=== Section Start ===

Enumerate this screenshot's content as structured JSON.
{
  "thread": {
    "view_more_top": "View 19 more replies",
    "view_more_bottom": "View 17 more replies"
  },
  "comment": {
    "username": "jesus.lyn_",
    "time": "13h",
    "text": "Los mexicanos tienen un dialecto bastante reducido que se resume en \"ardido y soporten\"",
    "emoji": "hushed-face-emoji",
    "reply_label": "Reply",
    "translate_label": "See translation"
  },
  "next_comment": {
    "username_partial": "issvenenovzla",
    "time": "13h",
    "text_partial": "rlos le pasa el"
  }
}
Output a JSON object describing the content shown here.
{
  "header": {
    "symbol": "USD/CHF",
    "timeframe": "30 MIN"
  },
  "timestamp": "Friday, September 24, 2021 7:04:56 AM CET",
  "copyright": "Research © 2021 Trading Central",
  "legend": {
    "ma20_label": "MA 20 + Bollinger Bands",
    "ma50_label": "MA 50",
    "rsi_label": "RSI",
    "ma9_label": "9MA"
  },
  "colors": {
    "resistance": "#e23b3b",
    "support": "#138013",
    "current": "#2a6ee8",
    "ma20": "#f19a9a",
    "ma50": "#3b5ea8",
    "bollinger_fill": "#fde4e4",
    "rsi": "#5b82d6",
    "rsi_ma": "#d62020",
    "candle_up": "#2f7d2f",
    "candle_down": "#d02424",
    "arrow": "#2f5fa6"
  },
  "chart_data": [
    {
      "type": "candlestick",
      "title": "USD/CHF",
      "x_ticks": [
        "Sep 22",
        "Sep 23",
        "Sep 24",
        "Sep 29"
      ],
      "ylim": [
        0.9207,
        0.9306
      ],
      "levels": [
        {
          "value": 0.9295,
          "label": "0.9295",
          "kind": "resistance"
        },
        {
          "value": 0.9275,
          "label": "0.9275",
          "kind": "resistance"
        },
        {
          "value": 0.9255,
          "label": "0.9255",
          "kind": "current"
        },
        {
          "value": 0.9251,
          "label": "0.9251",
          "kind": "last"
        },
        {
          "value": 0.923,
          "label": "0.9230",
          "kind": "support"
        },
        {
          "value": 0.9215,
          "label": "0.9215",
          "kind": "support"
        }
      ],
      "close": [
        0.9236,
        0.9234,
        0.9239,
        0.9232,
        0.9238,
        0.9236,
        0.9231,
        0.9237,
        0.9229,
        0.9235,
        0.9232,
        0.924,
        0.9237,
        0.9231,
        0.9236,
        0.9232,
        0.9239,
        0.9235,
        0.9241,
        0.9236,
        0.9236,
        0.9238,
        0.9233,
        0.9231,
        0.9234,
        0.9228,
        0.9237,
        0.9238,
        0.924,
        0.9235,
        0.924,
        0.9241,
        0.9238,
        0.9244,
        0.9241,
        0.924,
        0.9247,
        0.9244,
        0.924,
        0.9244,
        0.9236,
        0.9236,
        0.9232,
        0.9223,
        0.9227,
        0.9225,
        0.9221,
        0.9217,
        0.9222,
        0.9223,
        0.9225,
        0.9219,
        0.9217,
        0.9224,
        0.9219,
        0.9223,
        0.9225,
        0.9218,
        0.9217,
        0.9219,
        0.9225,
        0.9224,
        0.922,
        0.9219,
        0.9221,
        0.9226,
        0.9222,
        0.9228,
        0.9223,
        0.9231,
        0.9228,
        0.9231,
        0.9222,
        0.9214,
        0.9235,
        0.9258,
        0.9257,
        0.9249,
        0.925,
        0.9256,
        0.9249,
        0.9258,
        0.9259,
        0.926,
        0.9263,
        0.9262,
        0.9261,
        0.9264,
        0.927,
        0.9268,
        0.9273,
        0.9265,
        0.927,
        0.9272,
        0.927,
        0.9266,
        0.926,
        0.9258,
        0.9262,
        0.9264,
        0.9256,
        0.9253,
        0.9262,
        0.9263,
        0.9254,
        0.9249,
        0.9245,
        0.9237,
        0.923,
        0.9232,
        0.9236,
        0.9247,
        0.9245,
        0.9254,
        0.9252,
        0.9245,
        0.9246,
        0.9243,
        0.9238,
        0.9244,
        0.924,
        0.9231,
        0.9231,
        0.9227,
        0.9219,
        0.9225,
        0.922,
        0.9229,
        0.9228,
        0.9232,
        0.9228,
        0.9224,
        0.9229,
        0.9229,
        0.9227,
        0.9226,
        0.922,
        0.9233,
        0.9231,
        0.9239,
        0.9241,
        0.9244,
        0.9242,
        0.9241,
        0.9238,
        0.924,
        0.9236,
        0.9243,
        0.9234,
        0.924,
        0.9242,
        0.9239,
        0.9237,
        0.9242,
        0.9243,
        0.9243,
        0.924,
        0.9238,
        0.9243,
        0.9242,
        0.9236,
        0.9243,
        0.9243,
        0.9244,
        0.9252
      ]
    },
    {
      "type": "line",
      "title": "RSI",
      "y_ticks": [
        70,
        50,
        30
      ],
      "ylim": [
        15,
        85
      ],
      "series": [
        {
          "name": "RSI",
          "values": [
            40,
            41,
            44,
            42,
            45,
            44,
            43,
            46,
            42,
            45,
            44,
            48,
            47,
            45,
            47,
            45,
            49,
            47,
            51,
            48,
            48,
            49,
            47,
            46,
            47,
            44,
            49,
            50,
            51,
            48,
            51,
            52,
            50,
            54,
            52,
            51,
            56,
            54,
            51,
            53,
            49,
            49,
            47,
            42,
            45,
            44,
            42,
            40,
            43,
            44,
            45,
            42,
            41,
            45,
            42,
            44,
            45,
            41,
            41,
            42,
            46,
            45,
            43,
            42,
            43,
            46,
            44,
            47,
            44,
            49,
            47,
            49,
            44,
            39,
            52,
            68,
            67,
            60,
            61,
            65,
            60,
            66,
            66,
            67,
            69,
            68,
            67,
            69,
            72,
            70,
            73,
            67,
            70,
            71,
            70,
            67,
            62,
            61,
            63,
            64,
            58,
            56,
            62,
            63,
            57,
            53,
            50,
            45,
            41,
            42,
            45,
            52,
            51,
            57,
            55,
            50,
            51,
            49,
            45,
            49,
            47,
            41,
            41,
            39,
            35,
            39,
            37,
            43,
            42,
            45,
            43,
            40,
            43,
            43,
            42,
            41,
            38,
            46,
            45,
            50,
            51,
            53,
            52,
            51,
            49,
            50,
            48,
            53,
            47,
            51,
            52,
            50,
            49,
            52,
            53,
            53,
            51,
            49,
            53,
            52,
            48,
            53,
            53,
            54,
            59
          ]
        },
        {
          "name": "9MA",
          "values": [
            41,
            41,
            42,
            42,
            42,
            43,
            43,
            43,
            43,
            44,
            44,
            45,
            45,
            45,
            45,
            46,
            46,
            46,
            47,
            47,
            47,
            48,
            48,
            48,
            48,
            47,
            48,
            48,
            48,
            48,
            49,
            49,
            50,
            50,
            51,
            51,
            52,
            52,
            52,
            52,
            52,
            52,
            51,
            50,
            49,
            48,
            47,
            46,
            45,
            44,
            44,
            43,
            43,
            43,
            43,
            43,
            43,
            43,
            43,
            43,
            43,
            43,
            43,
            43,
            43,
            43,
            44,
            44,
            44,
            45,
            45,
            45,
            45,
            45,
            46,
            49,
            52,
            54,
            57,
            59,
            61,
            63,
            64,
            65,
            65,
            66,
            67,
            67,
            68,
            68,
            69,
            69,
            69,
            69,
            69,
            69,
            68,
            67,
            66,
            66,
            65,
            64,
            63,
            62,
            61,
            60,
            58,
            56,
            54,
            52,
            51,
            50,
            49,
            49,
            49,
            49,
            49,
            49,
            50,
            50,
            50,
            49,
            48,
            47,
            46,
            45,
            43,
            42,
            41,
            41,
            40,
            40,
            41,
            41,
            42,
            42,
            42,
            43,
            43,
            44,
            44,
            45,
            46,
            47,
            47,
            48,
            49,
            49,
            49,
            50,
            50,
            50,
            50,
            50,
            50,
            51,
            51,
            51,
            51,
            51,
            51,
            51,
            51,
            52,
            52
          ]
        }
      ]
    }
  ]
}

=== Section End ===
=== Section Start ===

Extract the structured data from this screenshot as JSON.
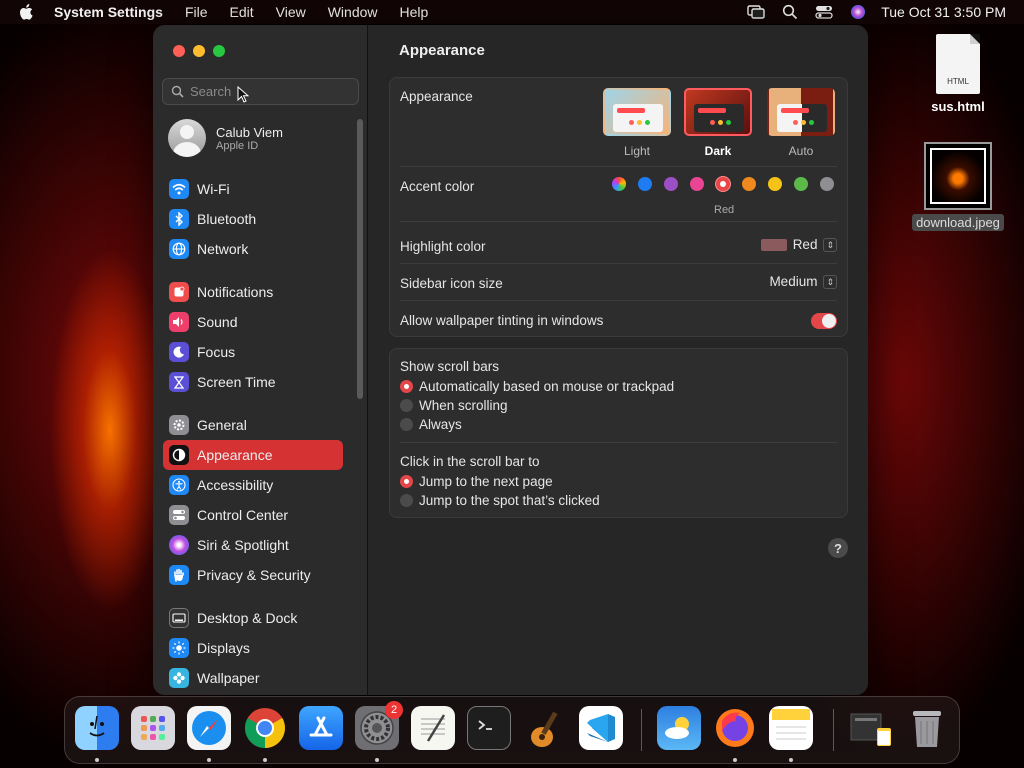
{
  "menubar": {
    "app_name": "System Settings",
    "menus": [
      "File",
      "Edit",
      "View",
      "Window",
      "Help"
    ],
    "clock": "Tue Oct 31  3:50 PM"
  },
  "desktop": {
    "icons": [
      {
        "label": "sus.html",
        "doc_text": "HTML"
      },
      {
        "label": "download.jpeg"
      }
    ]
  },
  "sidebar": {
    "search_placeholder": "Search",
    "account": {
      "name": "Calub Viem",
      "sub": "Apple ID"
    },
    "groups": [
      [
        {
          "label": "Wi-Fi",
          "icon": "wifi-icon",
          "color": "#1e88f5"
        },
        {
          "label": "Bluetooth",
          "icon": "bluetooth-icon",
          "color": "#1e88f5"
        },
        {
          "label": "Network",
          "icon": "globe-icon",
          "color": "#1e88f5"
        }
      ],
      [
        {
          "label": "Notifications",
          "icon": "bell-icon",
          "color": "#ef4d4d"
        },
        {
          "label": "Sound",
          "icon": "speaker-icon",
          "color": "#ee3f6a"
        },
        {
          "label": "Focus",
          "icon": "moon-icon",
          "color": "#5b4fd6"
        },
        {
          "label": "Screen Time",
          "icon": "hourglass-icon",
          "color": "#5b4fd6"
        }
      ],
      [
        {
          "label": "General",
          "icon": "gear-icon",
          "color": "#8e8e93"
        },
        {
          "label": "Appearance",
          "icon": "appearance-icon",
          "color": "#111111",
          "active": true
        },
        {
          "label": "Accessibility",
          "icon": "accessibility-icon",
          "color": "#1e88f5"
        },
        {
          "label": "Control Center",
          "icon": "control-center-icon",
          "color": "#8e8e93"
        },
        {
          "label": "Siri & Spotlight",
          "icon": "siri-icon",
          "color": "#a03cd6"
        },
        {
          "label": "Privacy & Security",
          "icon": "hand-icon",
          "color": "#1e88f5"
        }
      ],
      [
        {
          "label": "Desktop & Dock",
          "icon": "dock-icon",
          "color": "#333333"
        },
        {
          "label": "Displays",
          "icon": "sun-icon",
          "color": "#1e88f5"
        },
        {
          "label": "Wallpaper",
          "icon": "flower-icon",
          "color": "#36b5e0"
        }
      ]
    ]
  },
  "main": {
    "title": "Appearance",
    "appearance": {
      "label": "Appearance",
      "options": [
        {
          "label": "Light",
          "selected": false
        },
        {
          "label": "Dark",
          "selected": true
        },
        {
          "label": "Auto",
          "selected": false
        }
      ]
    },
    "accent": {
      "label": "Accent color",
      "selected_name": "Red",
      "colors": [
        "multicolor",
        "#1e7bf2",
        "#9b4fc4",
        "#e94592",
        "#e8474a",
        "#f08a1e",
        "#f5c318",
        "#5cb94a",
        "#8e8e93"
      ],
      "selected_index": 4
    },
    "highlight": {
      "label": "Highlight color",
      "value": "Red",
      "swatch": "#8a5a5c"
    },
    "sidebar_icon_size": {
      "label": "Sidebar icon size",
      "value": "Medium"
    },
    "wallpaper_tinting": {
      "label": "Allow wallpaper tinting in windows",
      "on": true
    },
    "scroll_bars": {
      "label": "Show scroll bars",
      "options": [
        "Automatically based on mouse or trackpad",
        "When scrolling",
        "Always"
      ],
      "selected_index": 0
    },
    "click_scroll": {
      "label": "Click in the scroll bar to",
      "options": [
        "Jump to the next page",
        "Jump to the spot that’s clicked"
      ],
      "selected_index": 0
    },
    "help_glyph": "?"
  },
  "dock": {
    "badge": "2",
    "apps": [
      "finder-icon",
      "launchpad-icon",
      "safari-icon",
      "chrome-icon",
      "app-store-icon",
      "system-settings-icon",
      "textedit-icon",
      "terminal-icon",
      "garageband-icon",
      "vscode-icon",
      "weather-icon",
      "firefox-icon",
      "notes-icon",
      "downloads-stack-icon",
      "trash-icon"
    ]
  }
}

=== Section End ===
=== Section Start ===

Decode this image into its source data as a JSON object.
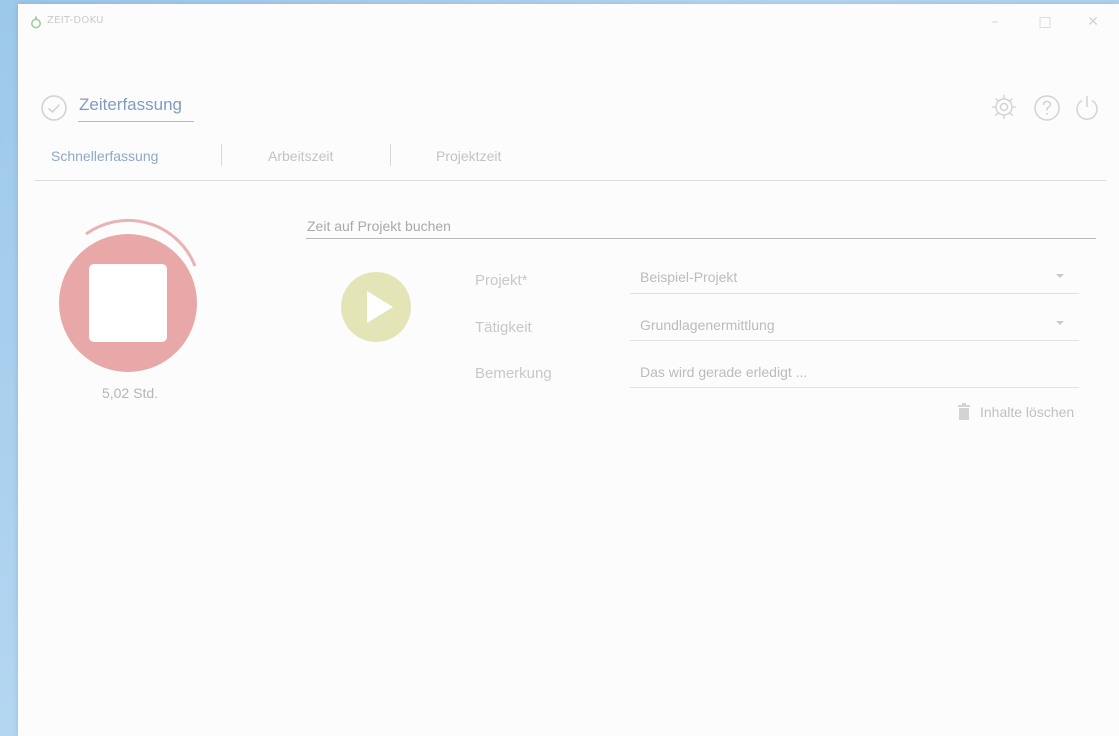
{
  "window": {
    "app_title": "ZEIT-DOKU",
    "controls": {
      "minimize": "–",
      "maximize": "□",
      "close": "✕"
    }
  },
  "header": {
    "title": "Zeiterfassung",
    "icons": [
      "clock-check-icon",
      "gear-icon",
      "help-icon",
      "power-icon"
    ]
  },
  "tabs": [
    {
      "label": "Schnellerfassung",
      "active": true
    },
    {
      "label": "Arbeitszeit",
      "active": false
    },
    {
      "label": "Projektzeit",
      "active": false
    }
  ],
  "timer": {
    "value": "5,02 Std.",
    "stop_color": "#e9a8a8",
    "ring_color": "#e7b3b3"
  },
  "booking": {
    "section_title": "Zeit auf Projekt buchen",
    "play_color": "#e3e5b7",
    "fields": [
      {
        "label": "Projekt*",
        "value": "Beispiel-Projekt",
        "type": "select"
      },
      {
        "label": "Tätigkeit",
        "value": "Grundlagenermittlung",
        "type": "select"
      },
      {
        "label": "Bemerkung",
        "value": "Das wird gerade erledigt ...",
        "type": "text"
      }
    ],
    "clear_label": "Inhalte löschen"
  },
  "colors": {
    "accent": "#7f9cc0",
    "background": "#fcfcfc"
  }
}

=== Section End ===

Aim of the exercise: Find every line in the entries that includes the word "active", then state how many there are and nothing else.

Output: 4